Activity:
Search the data below for the string "role" and copy all lines where it shows up.

Stored data:
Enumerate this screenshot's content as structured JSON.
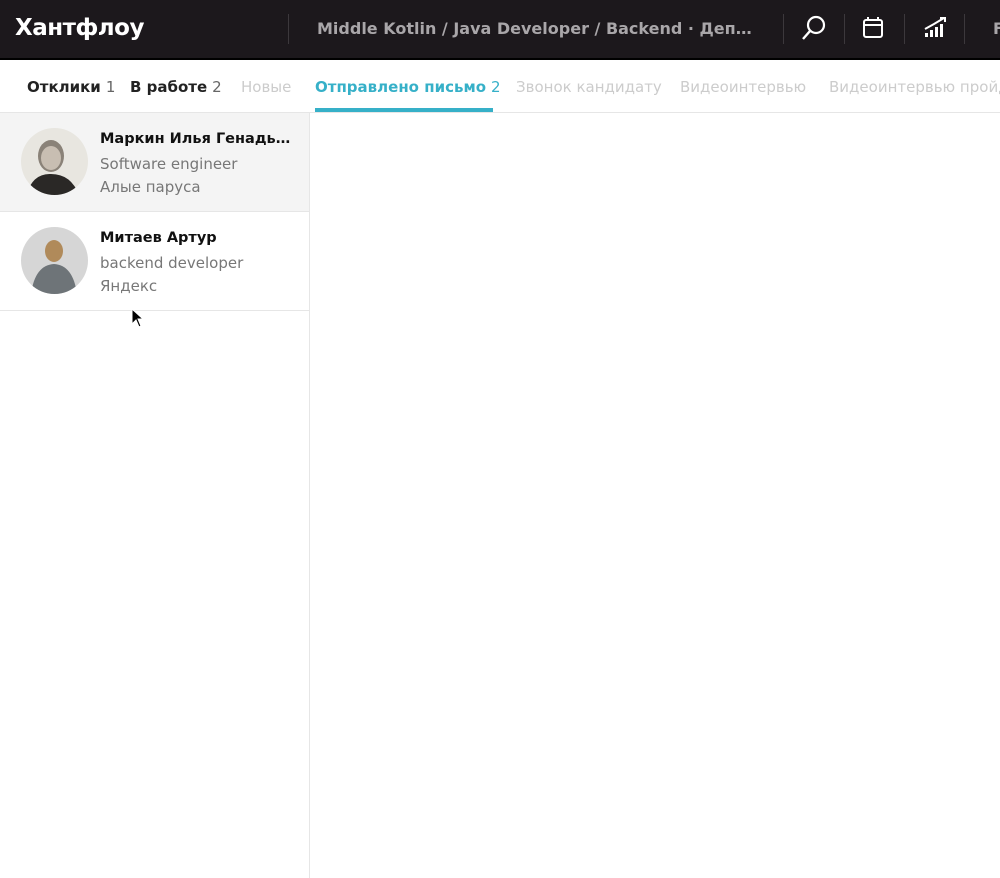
{
  "header": {
    "logo": "Хантфлоу",
    "breadcrumb": "Middle Kotlin / Java Developer / Backend · Департамент разработки",
    "truncated_item": "F",
    "icons": [
      "search-icon",
      "calendar-icon",
      "stats-icon"
    ]
  },
  "tabs": [
    {
      "label": "Отклики",
      "count": "1"
    },
    {
      "label": "В работе",
      "count": "2"
    },
    {
      "label": "Новые"
    },
    {
      "label": "Отправлено письмо",
      "count": "2"
    },
    {
      "label": "Звонок кандидату"
    },
    {
      "label": "Видеоинтервью"
    },
    {
      "label": "Видеоинтервью пройдено"
    }
  ],
  "candidates": [
    {
      "name": "Маркин Илья Генадьевич",
      "role": "Software engineer",
      "company": "Алые паруса"
    },
    {
      "name": "Митаев Артур",
      "role": "backend developer",
      "company": "Яндекс"
    }
  ],
  "colors": {
    "accent": "#36b0c8",
    "header_bg": "#1c181c"
  }
}
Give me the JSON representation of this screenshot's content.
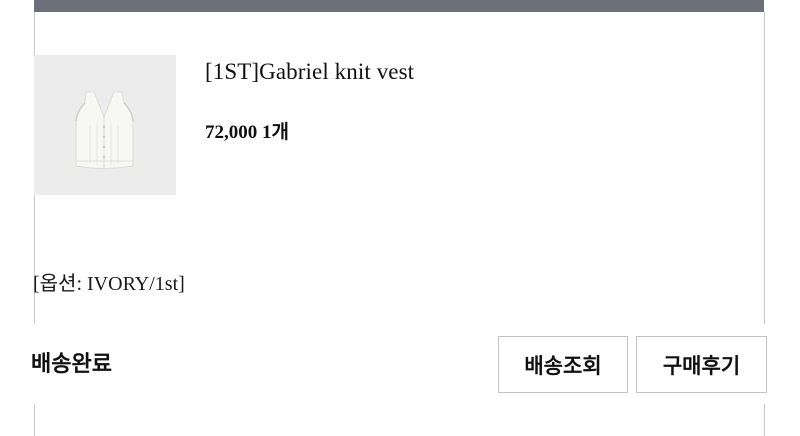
{
  "order_item": {
    "product_name": "[1ST]Gabriel knit vest",
    "price": "72,000",
    "quantity": "1개",
    "option": "[옵션: IVORY/1st]",
    "thumbnail_icon": "knit-vest-image"
  },
  "status": {
    "label": "배송완료"
  },
  "actions": {
    "track_label": "배송조회",
    "review_label": "구매후기"
  },
  "colors": {
    "header_bar": "#6d7079",
    "border": "#c2c2c2",
    "thumbnail_bg": "#ececec"
  }
}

Written solution:
      "role": "Software engineer",
      "role": "backend developer",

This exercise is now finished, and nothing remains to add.